(Dataset records)

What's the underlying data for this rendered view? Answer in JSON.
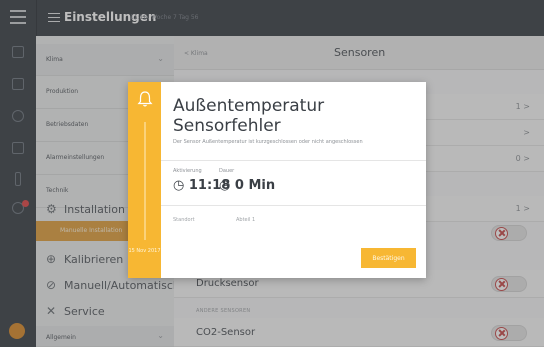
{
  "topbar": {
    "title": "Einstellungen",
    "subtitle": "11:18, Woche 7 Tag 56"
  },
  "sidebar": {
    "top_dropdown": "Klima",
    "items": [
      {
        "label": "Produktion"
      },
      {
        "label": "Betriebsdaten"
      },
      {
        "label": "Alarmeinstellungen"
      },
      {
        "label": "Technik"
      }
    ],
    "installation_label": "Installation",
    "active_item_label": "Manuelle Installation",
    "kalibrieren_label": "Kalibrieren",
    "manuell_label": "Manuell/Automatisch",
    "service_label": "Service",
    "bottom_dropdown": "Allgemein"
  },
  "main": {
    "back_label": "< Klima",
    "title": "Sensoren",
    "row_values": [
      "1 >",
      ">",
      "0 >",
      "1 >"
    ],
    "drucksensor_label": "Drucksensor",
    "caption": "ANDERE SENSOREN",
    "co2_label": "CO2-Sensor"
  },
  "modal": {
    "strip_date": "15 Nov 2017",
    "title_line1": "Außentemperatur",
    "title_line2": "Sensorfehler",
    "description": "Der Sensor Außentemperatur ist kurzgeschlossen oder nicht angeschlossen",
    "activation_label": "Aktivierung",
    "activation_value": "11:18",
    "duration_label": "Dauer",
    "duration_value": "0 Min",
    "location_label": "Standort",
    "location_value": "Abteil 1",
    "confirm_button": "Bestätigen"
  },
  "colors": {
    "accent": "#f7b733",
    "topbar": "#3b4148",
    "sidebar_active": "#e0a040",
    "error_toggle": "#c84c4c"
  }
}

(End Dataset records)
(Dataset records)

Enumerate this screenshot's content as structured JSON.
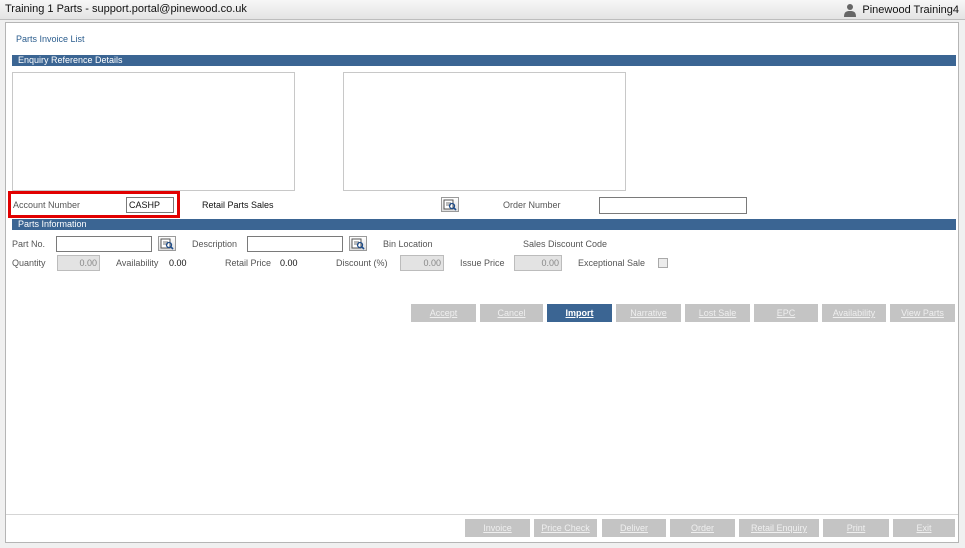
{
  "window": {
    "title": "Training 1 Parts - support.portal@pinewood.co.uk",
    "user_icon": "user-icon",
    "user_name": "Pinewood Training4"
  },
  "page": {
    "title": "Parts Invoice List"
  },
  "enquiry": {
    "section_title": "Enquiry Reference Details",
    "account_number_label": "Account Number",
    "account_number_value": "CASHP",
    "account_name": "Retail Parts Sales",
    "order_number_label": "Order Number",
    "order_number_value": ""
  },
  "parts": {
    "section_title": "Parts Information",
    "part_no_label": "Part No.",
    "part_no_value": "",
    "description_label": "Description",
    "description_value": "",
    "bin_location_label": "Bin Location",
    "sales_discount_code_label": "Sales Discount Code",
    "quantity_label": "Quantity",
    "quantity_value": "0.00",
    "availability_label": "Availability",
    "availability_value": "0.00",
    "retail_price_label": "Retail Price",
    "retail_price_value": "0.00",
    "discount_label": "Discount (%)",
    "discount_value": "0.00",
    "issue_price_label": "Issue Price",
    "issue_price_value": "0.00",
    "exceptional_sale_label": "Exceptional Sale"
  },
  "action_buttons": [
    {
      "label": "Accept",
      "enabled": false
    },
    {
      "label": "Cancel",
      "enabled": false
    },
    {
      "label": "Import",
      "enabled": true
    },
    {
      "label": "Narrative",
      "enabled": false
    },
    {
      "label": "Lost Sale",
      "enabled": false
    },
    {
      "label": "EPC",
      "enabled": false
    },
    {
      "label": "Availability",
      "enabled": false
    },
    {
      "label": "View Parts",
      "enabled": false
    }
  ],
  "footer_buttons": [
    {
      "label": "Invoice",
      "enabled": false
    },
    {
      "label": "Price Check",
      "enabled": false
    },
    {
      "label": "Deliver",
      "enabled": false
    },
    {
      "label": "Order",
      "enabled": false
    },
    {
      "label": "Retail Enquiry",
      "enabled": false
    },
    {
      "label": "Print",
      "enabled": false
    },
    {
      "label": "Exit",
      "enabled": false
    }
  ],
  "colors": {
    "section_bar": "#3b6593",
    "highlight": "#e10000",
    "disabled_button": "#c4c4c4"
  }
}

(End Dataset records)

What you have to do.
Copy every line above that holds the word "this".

Your response.
What's the underlying data for this rendered view? Answer in JSON.
Enumerate this screenshot's content as structured JSON.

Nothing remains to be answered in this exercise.